» **EXERCISE REQUIREMENTS**: Retype everything in the entries that follow, exactly as shown.

» **EXTRACTED INFORMATION**:
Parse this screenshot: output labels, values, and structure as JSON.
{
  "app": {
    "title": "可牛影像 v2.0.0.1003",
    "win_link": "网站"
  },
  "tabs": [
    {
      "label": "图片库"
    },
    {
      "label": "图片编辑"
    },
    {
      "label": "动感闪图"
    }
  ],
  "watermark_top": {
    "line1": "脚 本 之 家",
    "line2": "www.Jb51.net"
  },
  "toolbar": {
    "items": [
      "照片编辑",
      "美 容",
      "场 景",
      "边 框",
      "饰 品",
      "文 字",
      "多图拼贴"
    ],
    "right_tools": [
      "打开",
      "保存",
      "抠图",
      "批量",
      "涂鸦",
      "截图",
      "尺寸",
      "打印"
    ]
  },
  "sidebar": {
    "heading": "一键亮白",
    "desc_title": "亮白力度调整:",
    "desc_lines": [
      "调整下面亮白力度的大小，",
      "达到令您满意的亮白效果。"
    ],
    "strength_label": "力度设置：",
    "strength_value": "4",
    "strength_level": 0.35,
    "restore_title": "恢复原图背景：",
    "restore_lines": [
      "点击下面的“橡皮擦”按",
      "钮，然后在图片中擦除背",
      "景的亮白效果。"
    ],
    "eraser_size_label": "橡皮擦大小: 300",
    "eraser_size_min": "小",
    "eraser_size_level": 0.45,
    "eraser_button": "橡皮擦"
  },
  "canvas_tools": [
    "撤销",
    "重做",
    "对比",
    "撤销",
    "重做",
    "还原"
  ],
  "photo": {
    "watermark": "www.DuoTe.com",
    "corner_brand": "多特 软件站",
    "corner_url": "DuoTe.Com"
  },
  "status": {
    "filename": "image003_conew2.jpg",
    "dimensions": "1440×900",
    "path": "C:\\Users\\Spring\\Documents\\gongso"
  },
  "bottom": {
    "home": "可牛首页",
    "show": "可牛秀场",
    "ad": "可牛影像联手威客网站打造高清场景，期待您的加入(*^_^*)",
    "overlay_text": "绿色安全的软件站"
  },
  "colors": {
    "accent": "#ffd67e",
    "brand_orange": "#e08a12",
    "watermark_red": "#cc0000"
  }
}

» **EXERCISE OUTPUT**:
Parse this screenshot: output labels, values, and structure as JSON.
{
  "app": {
    "title": "可牛影像 v2.0.0.1003",
    "win_link": "网站"
  },
  "tabs": [
    {
      "label": "图片库"
    },
    {
      "label": "图片编辑"
    },
    {
      "label": "动感闪图"
    }
  ],
  "watermark_top": {
    "line1": "脚 本 之 家",
    "line2": "www.Jb51.net"
  },
  "toolbar": {
    "items": [
      "照片编辑",
      "美 容",
      "场 景",
      "边 框",
      "饰 品",
      "文 字",
      "多图拼贴"
    ],
    "right_tools": [
      "打开",
      "保存",
      "抠图",
      "批量",
      "涂鸦",
      "截图",
      "尺寸",
      "打印"
    ]
  },
  "sidebar": {
    "heading": "一键亮白",
    "desc_title": "亮白力度调整:",
    "desc_lines": [
      "调整下面亮白力度的大小，",
      "达到令您满意的亮白效果。"
    ],
    "strength_label": "力度设置：",
    "strength_value": "4",
    "strength_level": 0.35,
    "restore_title": "恢复原图背景：",
    "restore_lines": [
      "点击下面的“橡皮擦”按",
      "钮，然后在图片中擦除背",
      "景的亮白效果。"
    ],
    "eraser_size_label": "橡皮擦大小: 300",
    "eraser_size_min": "小",
    "eraser_size_level": 0.45,
    "eraser_button": "橡皮擦"
  },
  "canvas_tools": [
    "撤销",
    "重做",
    "对比",
    "撤销",
    "重做",
    "还原"
  ],
  "photo": {
    "watermark": "www.DuoTe.com",
    "corner_brand": "多特 软件站",
    "corner_url": "DuoTe.Com"
  },
  "status": {
    "filename": "image003_conew2.jpg",
    "dimensions": "1440×900",
    "path": "C:\\Users\\Spring\\Documents\\gongso"
  },
  "bottom": {
    "home": "可牛首页",
    "show": "可牛秀场",
    "ad": "可牛影像联手威客网站打造高清场景，期待您的加入(*^_^*)",
    "overlay_text": "绿色安全的软件站"
  },
  "colors": {
    "accent": "#ffd67e",
    "brand_orange": "#e08a12",
    "watermark_red": "#cc0000"
  }
}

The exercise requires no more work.